As we said before, not all Vermont employees will receive the state’s minimum hourly pay. Some students, nonprofit workers, casual domestic workers, and government employees are exempt from Vermont’s minimum wage or overtime requirements.

Vermont minimum wage exemptions

Vermont exempts some worker groups from its minimum pay and/or overtime requirements. The following list is not a complete overview, but it lists some main categories.

  • Persons working in casual domestic services, such as babysitters or housekeepers, are exempt, as are government employees.
  • Nonprofit workers, taxi drivers, newspaper delivery workers, and some agricultural and/or seasonal workers may be exempt as well.
  • Students working part-time during the school year or vacation periods are exempt from the state’s minimum pay requirements.
  • In Vermont, an employer can pay new employees under the age of 18 a “training wage” of just $4.25 for the initial 90 days.
  • A tipped worker can be paid $6.28 an hour. If, however, the employee doesn’t earn Vermont’s minimum standard pay, including tips, the employer has to compensate for the difference.
  • Students under the age of 20 that work in a work-learn project of a university can be paid 85 percent of Vermont’s minimum pay, so $10.67, but the job has to be part-time for no more than 20 hours a week.
  • Administrators, executives, business professionals, and outside salespersons hold exempt status as well from Vermont’s minimum pay and overtime regulations.

In line with FLSA (Fair Labor Standards Act) regulations, all Vermont employers are required to clearly display state-approved informative posters to educate their workers about Vermont’s minimum wage and overtime laws, as well as other workers’ rights.

Vermont overtime wage

When Vermont employees work over 40 hours a week, employers are required to compensate the workers at a rate of 1.5 times their usual hourly pay for those overtime hours. In Vermont, there is no daily overtime limit.

So, in Vermont, that means that the pay rate for qualifying overtime hours is at least $18.82 per hour. Vermont exempts some workers from overtime compensation, through. The following is not a full list, but it shows the main categories.

  • Retail or service establishment workers may be exempt from overtime pay regulations, as are employees of recreational and amusement establishments that are open only seasonally (up to 6 or 7 months a year).
  • Hotel, motel and restaurant workers may be exempt from Vermont’s overtime regulations.
  • Employees of nursing homes, hospitals, maternity homes, public health centers, and residential care homes may also be exempt.
  • Government workers, executives, administrators, and outside salespersons may hold exempt status.
  • Some agricultural or seasonal workers are exempt from Vermont’s overtime regulations.

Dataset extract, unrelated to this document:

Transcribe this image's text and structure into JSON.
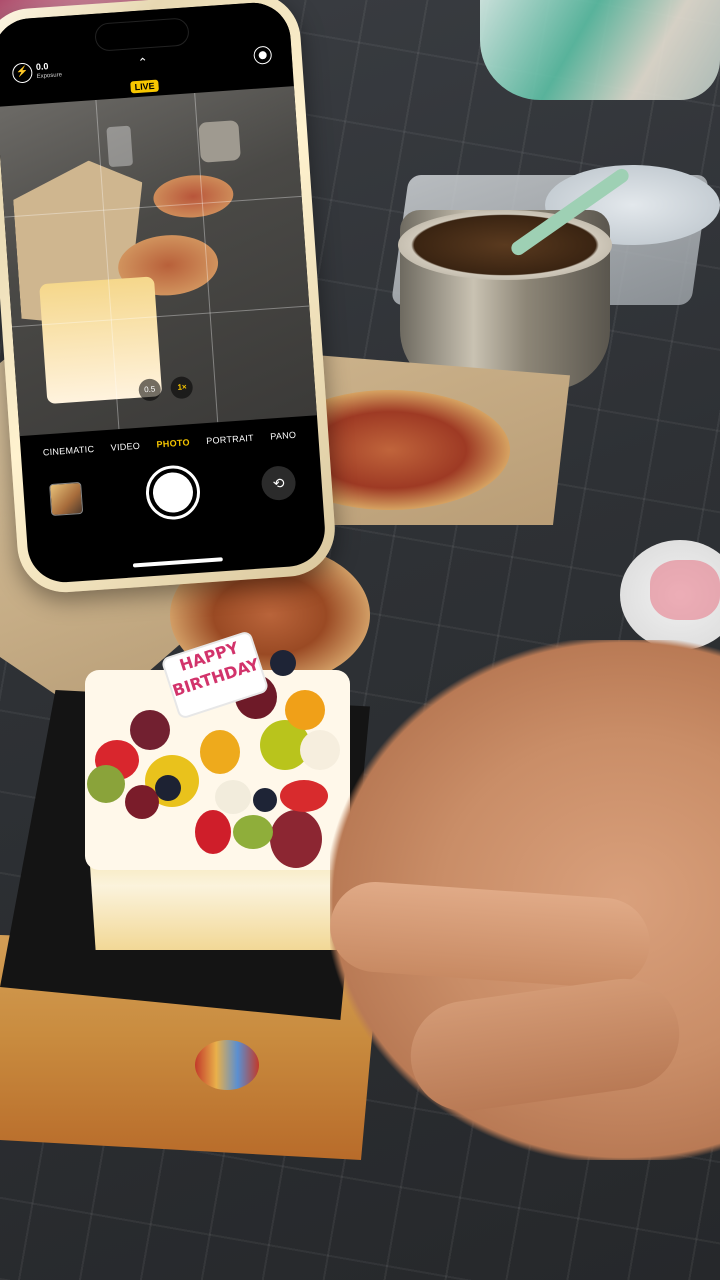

Nothing in this post constitutes legal advice. So, if you have any questions about Vermont’s minimum wage and/or overtime laws or compliance, please consult a tax professional or tax attorney.